┌─ Data for processing

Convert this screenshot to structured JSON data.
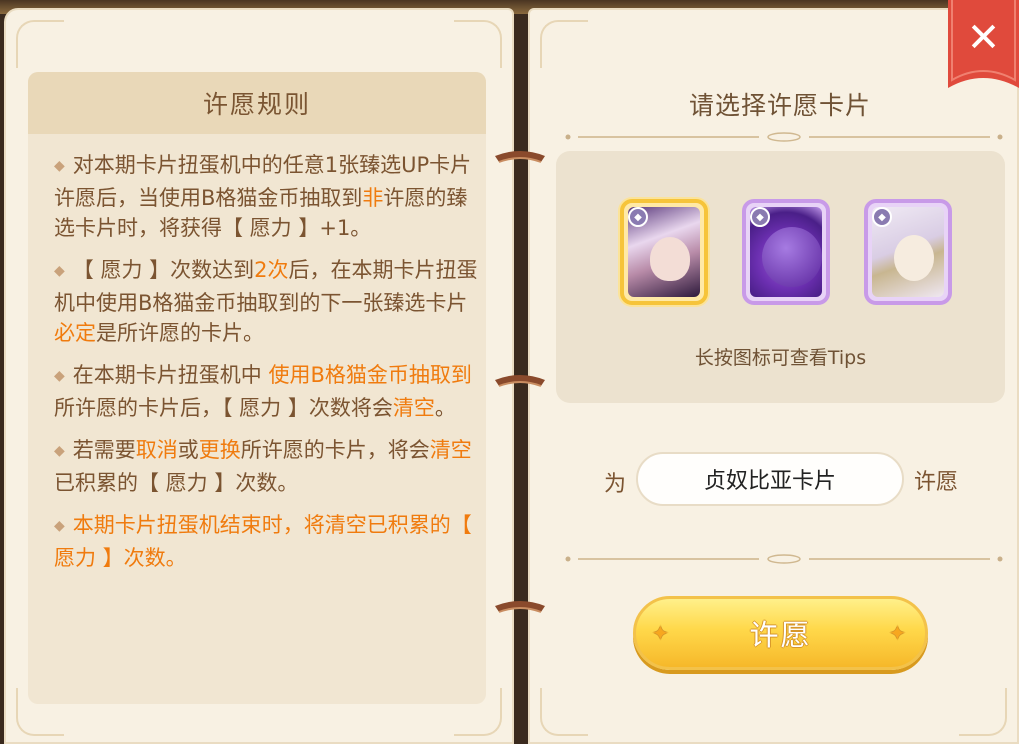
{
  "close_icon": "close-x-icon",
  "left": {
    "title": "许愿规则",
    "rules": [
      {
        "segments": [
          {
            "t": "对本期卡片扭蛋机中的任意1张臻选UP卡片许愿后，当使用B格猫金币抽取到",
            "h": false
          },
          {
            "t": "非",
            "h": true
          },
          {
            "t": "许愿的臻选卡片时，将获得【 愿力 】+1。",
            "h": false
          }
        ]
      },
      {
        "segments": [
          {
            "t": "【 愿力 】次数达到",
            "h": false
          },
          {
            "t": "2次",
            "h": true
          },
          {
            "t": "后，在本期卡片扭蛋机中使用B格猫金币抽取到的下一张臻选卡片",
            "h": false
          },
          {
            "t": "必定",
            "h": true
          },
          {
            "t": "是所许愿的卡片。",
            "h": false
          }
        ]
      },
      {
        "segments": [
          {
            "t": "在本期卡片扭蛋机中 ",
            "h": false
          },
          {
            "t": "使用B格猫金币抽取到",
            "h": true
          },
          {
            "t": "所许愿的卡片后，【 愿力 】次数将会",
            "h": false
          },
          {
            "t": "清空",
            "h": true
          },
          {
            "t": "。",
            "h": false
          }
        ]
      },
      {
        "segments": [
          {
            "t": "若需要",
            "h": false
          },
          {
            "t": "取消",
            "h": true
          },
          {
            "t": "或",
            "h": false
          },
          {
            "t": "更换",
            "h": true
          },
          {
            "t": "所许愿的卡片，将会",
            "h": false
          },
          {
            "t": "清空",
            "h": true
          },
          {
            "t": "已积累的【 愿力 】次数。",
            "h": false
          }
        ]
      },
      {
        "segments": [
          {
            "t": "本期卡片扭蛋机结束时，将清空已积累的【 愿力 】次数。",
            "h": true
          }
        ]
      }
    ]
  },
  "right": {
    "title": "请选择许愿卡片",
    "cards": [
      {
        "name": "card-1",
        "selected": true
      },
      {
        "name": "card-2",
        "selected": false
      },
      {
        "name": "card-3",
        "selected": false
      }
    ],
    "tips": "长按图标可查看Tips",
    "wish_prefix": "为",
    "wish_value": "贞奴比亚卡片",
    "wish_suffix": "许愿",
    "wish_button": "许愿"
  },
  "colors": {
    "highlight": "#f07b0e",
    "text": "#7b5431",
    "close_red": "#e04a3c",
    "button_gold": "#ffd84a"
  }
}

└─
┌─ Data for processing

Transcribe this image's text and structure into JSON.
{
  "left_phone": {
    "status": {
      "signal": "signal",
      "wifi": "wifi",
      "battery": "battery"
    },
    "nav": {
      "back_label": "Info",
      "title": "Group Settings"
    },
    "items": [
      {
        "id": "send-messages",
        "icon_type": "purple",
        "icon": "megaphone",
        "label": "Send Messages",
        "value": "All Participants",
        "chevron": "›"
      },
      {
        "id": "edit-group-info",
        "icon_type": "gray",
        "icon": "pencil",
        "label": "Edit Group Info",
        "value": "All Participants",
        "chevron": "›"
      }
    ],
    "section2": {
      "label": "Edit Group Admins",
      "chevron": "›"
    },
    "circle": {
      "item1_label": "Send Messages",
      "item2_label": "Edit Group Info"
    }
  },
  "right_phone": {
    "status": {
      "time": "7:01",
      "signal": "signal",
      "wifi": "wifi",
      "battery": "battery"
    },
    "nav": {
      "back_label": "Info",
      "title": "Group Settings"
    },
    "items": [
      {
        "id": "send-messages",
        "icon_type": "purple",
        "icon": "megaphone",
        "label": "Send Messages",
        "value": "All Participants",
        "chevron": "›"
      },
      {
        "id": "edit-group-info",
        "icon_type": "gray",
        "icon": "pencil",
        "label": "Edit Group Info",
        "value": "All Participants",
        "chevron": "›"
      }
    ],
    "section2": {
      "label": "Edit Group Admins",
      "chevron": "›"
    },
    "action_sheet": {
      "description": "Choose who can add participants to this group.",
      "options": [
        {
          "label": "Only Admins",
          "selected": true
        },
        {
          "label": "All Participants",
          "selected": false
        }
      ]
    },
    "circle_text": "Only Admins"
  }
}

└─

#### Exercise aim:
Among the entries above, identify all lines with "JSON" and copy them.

#### Answer to this task:
Convert this screenshot to structured JSON data.
Transcribe this image's text and structure into JSON.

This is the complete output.